Brown is just the fourth U.S. Senate candidate in history to face major party female nominees in three different cycles; he is also the first to lose in two of them.
Up to five female major party nominees will be on the ballot this November attempting to win their first gubernatorial election.
A primary victory will make Brown just the fourth U.S. Senate candidate in history to face major party female nominees in three different cycles; he could also become the first to lose in two of them.
At least one member of Maine’s delegation to the U.S. House was born in the Pine Tree State since 1821 including 94 percent of those elected since 1877.
Only three previous major party gubernatorial tickets in history had female nominees for both governor and lieutenant governor; none have reached 40 percent.
No female Democratic candidate for governor in Pennsylvania has eclipsed the 20 percent mark in a primary to date; only seven of 165 Democratic and GOP primary candidates in state history have been women.
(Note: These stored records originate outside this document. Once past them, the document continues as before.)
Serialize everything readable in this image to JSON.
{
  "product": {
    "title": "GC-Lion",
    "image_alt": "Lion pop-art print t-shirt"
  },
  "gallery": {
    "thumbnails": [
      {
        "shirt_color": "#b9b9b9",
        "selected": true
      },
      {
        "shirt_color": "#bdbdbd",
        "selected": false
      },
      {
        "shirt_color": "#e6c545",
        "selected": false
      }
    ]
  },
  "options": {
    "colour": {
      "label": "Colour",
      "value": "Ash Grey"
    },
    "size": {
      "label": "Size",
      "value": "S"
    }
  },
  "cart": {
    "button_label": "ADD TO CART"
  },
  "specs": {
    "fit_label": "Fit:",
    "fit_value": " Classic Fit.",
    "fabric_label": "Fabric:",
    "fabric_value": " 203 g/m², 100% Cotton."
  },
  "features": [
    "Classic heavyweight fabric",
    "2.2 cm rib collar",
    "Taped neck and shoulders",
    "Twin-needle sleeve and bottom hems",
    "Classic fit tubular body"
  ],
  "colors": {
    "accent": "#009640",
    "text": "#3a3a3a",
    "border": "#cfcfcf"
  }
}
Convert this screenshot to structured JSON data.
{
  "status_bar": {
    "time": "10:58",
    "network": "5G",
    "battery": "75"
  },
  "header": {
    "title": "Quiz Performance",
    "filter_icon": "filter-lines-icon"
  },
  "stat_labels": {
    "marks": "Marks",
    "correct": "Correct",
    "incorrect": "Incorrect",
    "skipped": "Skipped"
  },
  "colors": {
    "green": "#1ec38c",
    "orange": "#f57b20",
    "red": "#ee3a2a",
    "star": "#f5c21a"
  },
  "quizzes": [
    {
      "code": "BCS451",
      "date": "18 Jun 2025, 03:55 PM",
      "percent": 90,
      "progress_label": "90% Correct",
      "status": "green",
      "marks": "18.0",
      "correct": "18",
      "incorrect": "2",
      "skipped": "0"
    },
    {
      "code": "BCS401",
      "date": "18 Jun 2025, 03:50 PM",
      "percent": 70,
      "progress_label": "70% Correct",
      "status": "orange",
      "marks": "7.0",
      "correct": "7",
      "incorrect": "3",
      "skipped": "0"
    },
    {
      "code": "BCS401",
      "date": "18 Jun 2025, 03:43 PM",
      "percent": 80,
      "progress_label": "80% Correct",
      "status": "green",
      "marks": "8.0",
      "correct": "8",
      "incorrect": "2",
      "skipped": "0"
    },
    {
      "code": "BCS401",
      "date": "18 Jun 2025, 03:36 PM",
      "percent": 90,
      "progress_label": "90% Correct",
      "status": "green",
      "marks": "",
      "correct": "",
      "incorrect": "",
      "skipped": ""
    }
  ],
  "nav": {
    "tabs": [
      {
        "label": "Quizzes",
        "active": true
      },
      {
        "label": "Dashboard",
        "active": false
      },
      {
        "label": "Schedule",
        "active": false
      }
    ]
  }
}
The number of women in the chamber has remained stable or increased in every cycle since the late 1970s.
A study of 5,325 congressional elections finds the number of female U.S. Representatives has more than tripled over the last 25 years, but the rate at which women are elected to the chamber still varies greatly between the states.
Since 1980, women have won nearly a quarter of the nation’s 141 U.S. House special elections (and 58 percent of contests featuring only one female major party nominee), compared to just 11 percent of general election races.
Dingell could become the first non-widowed woman to immediately take over a spouse’s seat in Congress.